Work required.
Search the records for the word "JSON" and copy every line in which it occurs.

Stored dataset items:
··········

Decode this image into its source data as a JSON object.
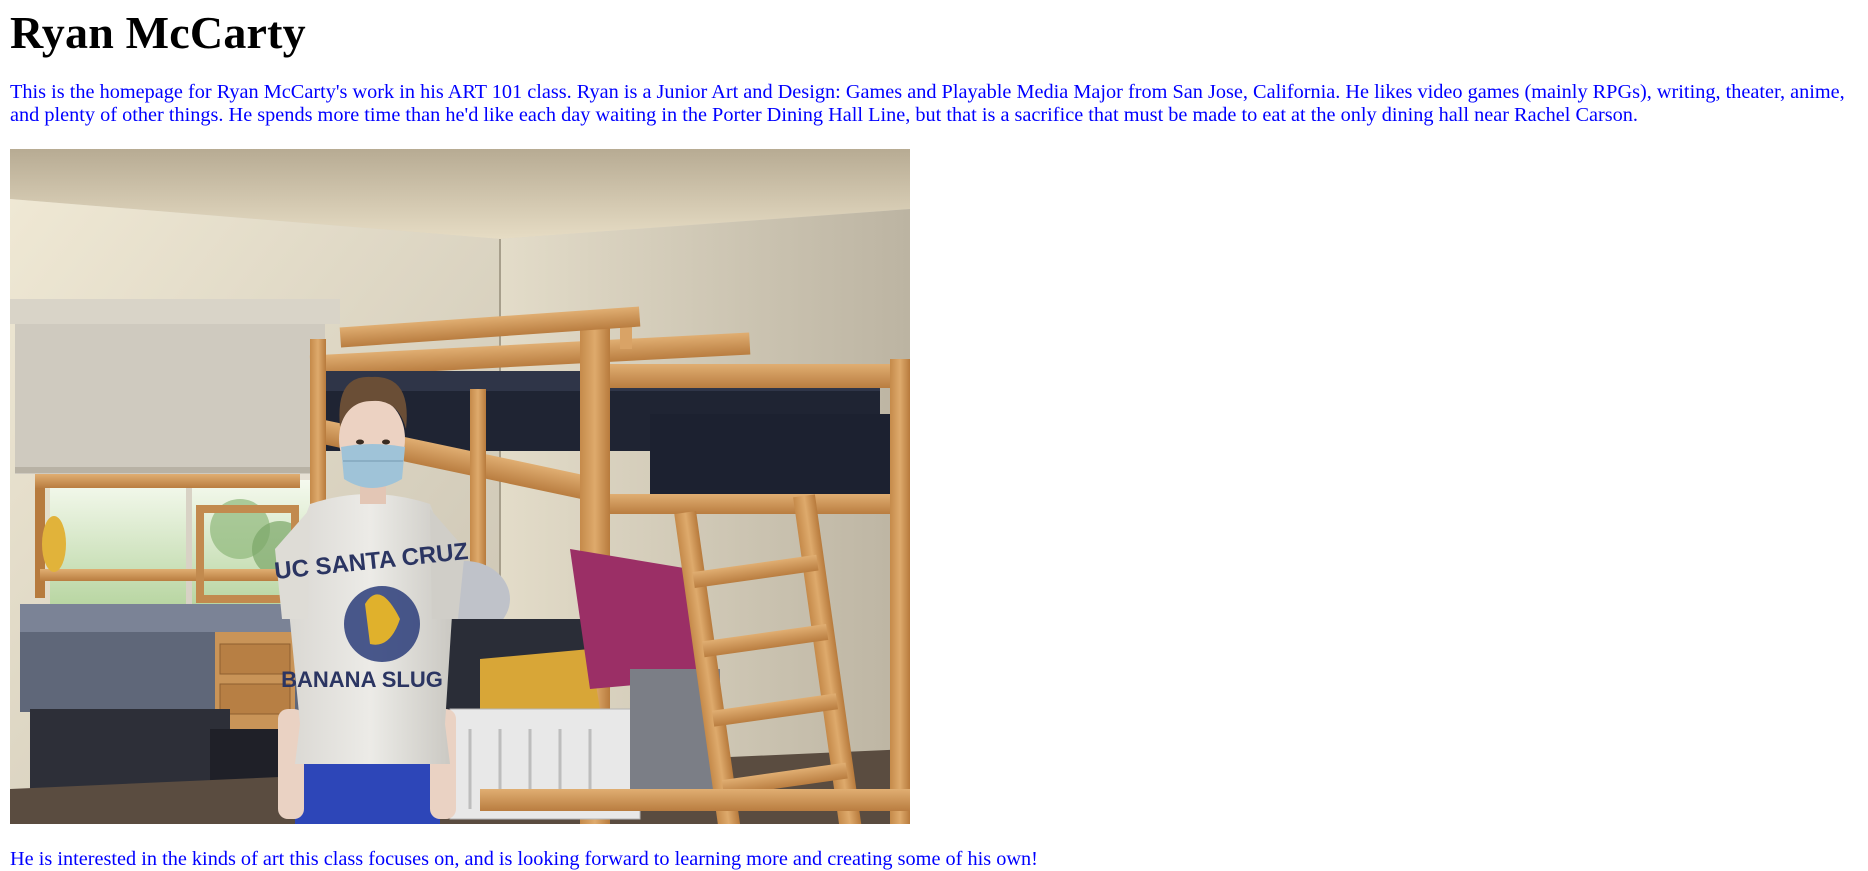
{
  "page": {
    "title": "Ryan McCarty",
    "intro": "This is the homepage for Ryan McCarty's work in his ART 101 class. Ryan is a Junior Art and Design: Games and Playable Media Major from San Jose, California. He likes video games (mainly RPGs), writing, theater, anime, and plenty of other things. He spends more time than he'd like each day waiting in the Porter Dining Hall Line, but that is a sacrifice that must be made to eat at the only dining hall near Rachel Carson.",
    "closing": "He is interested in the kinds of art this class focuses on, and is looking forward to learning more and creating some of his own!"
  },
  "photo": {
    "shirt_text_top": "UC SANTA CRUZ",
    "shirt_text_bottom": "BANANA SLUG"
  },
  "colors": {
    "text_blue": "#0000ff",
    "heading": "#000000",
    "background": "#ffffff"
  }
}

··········

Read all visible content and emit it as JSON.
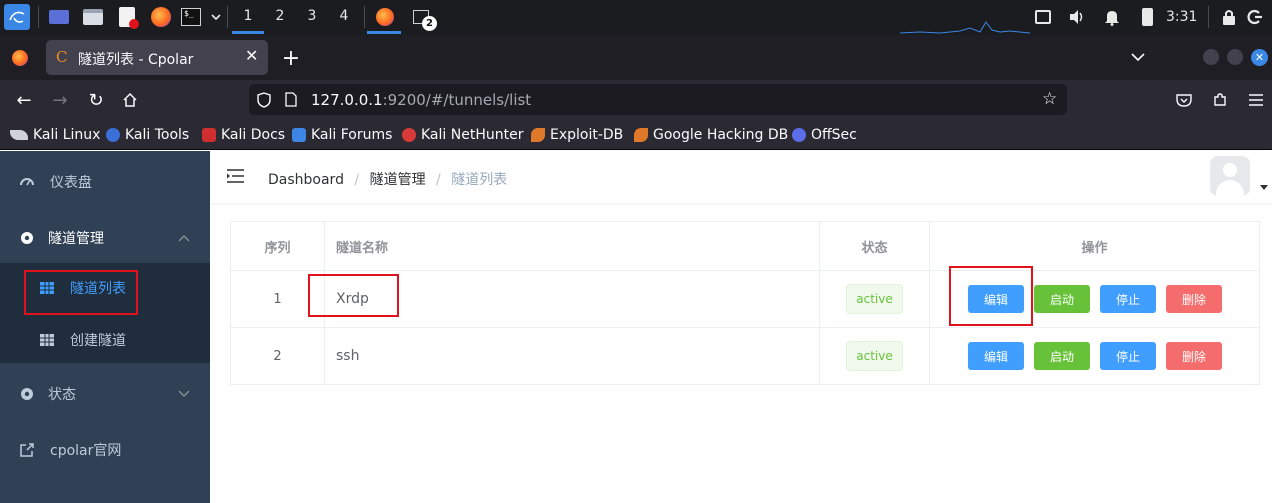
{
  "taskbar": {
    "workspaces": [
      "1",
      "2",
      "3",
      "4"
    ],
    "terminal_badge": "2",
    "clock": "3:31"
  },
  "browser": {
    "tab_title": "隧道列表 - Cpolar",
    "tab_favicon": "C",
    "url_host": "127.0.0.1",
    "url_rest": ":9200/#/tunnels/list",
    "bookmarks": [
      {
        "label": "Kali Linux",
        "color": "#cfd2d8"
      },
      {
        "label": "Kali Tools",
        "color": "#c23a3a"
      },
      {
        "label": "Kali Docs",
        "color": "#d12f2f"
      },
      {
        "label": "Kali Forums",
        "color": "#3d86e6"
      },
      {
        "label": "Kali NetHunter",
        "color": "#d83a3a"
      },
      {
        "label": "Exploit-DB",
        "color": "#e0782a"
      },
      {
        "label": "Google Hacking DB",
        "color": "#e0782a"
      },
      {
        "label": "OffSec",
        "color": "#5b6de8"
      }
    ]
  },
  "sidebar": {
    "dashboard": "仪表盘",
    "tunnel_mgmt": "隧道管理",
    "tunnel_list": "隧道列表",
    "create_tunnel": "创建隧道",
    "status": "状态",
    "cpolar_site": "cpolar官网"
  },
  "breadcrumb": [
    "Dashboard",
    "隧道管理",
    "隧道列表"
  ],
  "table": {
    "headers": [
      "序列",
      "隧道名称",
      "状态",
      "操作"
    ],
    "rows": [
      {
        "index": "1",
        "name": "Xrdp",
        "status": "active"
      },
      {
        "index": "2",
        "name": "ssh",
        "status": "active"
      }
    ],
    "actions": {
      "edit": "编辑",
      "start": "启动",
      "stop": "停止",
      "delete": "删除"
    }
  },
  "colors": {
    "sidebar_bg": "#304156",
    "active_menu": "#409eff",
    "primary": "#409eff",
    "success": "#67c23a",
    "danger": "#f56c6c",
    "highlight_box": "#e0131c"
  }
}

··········

Result below.
Decode this image into its source data as a JSON object.
Read all visible content and emit it as JSON.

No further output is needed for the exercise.